[EXERCISE PROMPT]
What follows is a set of entries; retype all of them exactly.

[[ RECORD EXTRACTS open ]]

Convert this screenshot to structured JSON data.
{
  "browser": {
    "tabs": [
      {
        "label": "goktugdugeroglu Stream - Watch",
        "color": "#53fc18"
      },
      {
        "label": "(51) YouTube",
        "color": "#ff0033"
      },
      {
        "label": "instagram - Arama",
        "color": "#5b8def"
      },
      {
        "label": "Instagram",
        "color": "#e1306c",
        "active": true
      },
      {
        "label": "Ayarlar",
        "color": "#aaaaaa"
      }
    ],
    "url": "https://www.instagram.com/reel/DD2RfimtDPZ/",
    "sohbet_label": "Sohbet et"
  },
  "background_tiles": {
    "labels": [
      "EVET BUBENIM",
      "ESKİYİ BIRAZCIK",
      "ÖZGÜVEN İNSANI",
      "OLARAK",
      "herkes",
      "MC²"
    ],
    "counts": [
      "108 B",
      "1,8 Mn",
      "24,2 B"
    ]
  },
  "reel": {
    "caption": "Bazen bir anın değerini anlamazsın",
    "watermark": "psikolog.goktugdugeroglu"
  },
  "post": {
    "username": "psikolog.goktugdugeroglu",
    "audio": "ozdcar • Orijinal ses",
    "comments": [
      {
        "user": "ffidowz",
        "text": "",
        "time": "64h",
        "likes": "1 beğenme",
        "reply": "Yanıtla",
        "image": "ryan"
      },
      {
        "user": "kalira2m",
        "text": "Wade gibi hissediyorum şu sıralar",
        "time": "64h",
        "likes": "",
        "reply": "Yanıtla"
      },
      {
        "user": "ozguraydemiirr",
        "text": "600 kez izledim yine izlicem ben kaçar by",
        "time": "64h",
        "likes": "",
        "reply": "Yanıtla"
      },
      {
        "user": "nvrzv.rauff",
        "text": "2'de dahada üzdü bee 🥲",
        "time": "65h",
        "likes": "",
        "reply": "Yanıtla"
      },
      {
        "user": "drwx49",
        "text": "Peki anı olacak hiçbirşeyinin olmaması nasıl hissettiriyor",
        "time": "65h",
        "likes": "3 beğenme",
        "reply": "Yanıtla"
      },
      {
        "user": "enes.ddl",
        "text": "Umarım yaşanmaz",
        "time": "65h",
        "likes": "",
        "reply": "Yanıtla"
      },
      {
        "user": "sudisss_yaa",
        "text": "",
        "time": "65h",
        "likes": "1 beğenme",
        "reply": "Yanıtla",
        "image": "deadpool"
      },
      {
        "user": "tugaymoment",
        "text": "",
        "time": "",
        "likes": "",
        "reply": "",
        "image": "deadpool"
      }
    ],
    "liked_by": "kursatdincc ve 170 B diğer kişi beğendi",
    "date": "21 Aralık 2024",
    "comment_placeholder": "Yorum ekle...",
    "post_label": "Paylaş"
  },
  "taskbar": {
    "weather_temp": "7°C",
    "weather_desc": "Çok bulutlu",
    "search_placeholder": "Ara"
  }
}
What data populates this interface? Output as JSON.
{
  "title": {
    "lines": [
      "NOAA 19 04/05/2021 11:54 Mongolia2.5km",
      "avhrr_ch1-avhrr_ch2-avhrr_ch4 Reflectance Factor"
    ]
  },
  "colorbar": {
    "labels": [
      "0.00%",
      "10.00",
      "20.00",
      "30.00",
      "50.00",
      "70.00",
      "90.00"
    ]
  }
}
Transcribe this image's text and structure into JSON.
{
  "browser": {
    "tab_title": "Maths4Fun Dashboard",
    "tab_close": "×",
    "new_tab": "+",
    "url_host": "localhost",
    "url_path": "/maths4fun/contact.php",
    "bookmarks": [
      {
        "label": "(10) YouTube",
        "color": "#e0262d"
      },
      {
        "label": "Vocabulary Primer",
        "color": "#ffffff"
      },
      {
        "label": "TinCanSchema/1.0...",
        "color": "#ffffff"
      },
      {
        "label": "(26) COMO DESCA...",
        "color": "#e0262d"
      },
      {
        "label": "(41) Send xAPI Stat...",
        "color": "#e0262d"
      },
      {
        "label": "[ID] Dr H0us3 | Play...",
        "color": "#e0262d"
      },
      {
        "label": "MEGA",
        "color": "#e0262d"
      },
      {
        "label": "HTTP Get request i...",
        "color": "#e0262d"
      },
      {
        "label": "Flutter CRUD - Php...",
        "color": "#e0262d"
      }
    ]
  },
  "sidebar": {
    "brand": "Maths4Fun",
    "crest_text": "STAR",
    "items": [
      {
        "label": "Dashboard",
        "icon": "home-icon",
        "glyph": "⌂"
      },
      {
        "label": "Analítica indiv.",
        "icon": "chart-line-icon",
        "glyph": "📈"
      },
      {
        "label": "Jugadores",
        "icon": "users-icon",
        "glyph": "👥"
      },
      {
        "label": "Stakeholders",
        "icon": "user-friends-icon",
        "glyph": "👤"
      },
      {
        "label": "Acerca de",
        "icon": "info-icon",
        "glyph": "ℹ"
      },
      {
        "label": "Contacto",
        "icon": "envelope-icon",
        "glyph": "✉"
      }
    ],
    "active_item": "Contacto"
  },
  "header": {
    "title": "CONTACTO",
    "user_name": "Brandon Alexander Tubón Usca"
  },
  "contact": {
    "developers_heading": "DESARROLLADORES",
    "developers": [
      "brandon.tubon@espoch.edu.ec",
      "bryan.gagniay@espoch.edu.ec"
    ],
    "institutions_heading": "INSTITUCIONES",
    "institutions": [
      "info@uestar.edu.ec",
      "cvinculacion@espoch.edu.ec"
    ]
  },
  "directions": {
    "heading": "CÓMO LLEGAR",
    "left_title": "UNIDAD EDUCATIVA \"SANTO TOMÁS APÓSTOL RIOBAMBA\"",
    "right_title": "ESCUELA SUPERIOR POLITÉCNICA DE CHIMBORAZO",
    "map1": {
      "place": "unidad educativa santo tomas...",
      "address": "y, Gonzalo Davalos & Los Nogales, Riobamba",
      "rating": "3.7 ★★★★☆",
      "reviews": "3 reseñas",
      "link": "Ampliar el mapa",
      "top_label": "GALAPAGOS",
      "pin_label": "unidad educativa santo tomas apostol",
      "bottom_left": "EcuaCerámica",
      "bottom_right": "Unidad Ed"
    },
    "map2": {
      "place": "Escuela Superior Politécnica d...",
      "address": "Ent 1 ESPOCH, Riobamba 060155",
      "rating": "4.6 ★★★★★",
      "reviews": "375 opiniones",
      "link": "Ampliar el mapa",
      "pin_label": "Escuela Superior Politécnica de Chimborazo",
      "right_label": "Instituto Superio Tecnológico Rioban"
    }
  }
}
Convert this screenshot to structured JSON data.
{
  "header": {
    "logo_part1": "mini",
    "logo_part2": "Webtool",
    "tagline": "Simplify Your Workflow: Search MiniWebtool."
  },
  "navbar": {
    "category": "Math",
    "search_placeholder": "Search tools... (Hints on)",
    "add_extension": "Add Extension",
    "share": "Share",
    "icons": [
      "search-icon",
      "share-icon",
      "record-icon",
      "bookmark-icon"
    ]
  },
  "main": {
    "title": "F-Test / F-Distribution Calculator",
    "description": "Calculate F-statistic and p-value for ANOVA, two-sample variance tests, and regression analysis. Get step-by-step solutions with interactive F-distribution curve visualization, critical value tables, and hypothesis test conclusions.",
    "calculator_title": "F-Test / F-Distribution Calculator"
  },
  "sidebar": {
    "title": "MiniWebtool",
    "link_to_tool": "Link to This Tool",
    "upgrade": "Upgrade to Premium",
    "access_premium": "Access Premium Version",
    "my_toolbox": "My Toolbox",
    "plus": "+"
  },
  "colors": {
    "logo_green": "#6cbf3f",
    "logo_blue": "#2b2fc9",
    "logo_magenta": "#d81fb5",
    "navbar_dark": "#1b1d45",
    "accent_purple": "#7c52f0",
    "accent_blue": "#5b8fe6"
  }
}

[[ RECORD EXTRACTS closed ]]

[ANSWER SPACE]
Convert this screenshot to structured JSON data.
{
  "browser": {
    "tabs": [
      {
        "label": "goktugdugeroglu Stream - Watch",
        "color": "#53fc18"
      },
      {
        "label": "(51) YouTube",
        "color": "#ff0033"
      },
      {
        "label": "instagram - Arama",
        "color": "#5b8def"
      },
      {
        "label": "Instagram",
        "color": "#e1306c",
        "active": true
      },
      {
        "label": "Ayarlar",
        "color": "#aaaaaa"
      }
    ],
    "url": "https://www.instagram.com/reel/DD2RfimtDPZ/",
    "sohbet_label": "Sohbet et"
  },
  "background_tiles": {
    "labels": [
      "EVET BUBENIM",
      "ESKİYİ BIRAZCIK",
      "ÖZGÜVEN İNSANI",
      "OLARAK",
      "herkes",
      "MC²"
    ],
    "counts": [
      "108 B",
      "1,8 Mn",
      "24,2 B"
    ]
  },
  "reel": {
    "caption": "Bazen bir anın değerini anlamazsın",
    "watermark": "psikolog.goktugdugeroglu"
  },
  "post": {
    "username": "psikolog.goktugdugeroglu",
    "audio": "ozdcar • Orijinal ses",
    "comments": [
      {
        "user": "ffidowz",
        "text": "",
        "time": "64h",
        "likes": "1 beğenme",
        "reply": "Yanıtla",
        "image": "ryan"
      },
      {
        "user": "kalira2m",
        "text": "Wade gibi hissediyorum şu sıralar",
        "time": "64h",
        "likes": "",
        "reply": "Yanıtla"
      },
      {
        "user": "ozguraydemiirr",
        "text": "600 kez izledim yine izlicem ben kaçar by",
        "time": "64h",
        "likes": "",
        "reply": "Yanıtla"
      },
      {
        "user": "nvrzv.rauff",
        "text": "2'de dahada üzdü bee 🥲",
        "time": "65h",
        "likes": "",
        "reply": "Yanıtla"
      },
      {
        "user": "drwx49",
        "text": "Peki anı olacak hiçbirşeyinin olmaması nasıl hissettiriyor",
        "time": "65h",
        "likes": "3 beğenme",
        "reply": "Yanıtla"
      },
      {
        "user": "enes.ddl",
        "text": "Umarım yaşanmaz",
        "time": "65h",
        "likes": "",
        "reply": "Yanıtla"
      },
      {
        "user": "sudisss_yaa",
        "text": "",
        "time": "65h",
        "likes": "1 beğenme",
        "reply": "Yanıtla",
        "image": "deadpool"
      },
      {
        "user": "tugaymoment",
        "text": "",
        "time": "",
        "likes": "",
        "reply": "",
        "image": "deadpool"
      }
    ],
    "liked_by": "kursatdincc ve 170 B diğer kişi beğendi",
    "date": "21 Aralık 2024",
    "comment_placeholder": "Yorum ekle...",
    "post_label": "Paylaş"
  },
  "taskbar": {
    "weather_temp": "7°C",
    "weather_desc": "Çok bulutlu",
    "search_placeholder": "Ara"
  }
}
What data populates this interface? Output as JSON.
{
  "title": {
    "lines": [
      "NOAA 19 04/05/2021 11:54 Mongolia2.5km",
      "avhrr_ch1-avhrr_ch2-avhrr_ch4 Reflectance Factor"
    ]
  },
  "colorbar": {
    "labels": [
      "0.00%",
      "10.00",
      "20.00",
      "30.00",
      "50.00",
      "70.00",
      "90.00"
    ]
  }
}
Transcribe this image's text and structure into JSON.
{
  "browser": {
    "tab_title": "Maths4Fun Dashboard",
    "tab_close": "×",
    "new_tab": "+",
    "url_host": "localhost",
    "url_path": "/maths4fun/contact.php",
    "bookmarks": [
      {
        "label": "(10) YouTube",
        "color": "#e0262d"
      },
      {
        "label": "Vocabulary Primer",
        "color": "#ffffff"
      },
      {
        "label": "TinCanSchema/1.0...",
        "color": "#ffffff"
      },
      {
        "label": "(26) COMO DESCA...",
        "color": "#e0262d"
      },
      {
        "label": "(41) Send xAPI Stat...",
        "color": "#e0262d"
      },
      {
        "label": "[ID] Dr H0us3 | Play...",
        "color": "#e0262d"
      },
      {
        "label": "MEGA",
        "color": "#e0262d"
      },
      {
        "label": "HTTP Get request i...",
        "color": "#e0262d"
      },
      {
        "label": "Flutter CRUD - Php...",
        "color": "#e0262d"
      }
    ]
  },
  "sidebar": {
    "brand": "Maths4Fun",
    "crest_text": "STAR",
    "items": [
      {
        "label": "Dashboard",
        "icon": "home-icon",
        "glyph": "⌂"
      },
      {
        "label": "Analítica indiv.",
        "icon": "chart-line-icon",
        "glyph": "📈"
      },
      {
        "label": "Jugadores",
        "icon": "users-icon",
        "glyph": "👥"
      },
      {
        "label": "Stakeholders",
        "icon": "user-friends-icon",
        "glyph": "👤"
      },
      {
        "label": "Acerca de",
        "icon": "info-icon",
        "glyph": "ℹ"
      },
      {
        "label": "Contacto",
        "icon": "envelope-icon",
        "glyph": "✉"
      }
    ],
    "active_item": "Contacto"
  },
  "header": {
    "title": "CONTACTO",
    "user_name": "Brandon Alexander Tubón Usca"
  },
  "contact": {
    "developers_heading": "DESARROLLADORES",
    "developers": [
      "brandon.tubon@espoch.edu.ec",
      "bryan.gagniay@espoch.edu.ec"
    ],
    "institutions_heading": "INSTITUCIONES",
    "institutions": [
      "info@uestar.edu.ec",
      "cvinculacion@espoch.edu.ec"
    ]
  },
  "directions": {
    "heading": "CÓMO LLEGAR",
    "left_title": "UNIDAD EDUCATIVA \"SANTO TOMÁS APÓSTOL RIOBAMBA\"",
    "right_title": "ESCUELA SUPERIOR POLITÉCNICA DE CHIMBORAZO",
    "map1": {
      "place": "unidad educativa santo tomas...",
      "address": "y, Gonzalo Davalos & Los Nogales, Riobamba",
      "rating": "3.7 ★★★★☆",
      "reviews": "3 reseñas",
      "link": "Ampliar el mapa",
      "top_label": "GALAPAGOS",
      "pin_label": "unidad educativa santo tomas apostol",
      "bottom_left": "EcuaCerámica",
      "bottom_right": "Unidad Ed"
    },
    "map2": {
      "place": "Escuela Superior Politécnica d...",
      "address": "Ent 1 ESPOCH, Riobamba 060155",
      "rating": "4.6 ★★★★★",
      "reviews": "375 opiniones",
      "link": "Ampliar el mapa",
      "pin_label": "Escuela Superior Politécnica de Chimborazo",
      "right_label": "Instituto Superio Tecnológico Rioban"
    }
  }
}
Convert this screenshot to structured JSON data.
{
  "header": {
    "logo_part1": "mini",
    "logo_part2": "Webtool",
    "tagline": "Simplify Your Workflow: Search MiniWebtool."
  },
  "navbar": {
    "category": "Math",
    "search_placeholder": "Search tools... (Hints on)",
    "add_extension": "Add Extension",
    "share": "Share",
    "icons": [
      "search-icon",
      "share-icon",
      "record-icon",
      "bookmark-icon"
    ]
  },
  "main": {
    "title": "F-Test / F-Distribution Calculator",
    "description": "Calculate F-statistic and p-value for ANOVA, two-sample variance tests, and regression analysis. Get step-by-step solutions with interactive F-distribution curve visualization, critical value tables, and hypothesis test conclusions.",
    "calculator_title": "F-Test / F-Distribution Calculator"
  },
  "sidebar": {
    "title": "MiniWebtool",
    "link_to_tool": "Link to This Tool",
    "upgrade": "Upgrade to Premium",
    "access_premium": "Access Premium Version",
    "my_toolbox": "My Toolbox",
    "plus": "+"
  },
  "colors": {
    "logo_green": "#6cbf3f",
    "logo_blue": "#2b2fc9",
    "logo_magenta": "#d81fb5",
    "navbar_dark": "#1b1d45",
    "accent_purple": "#7c52f0",
    "accent_blue": "#5b8fe6"
  }
}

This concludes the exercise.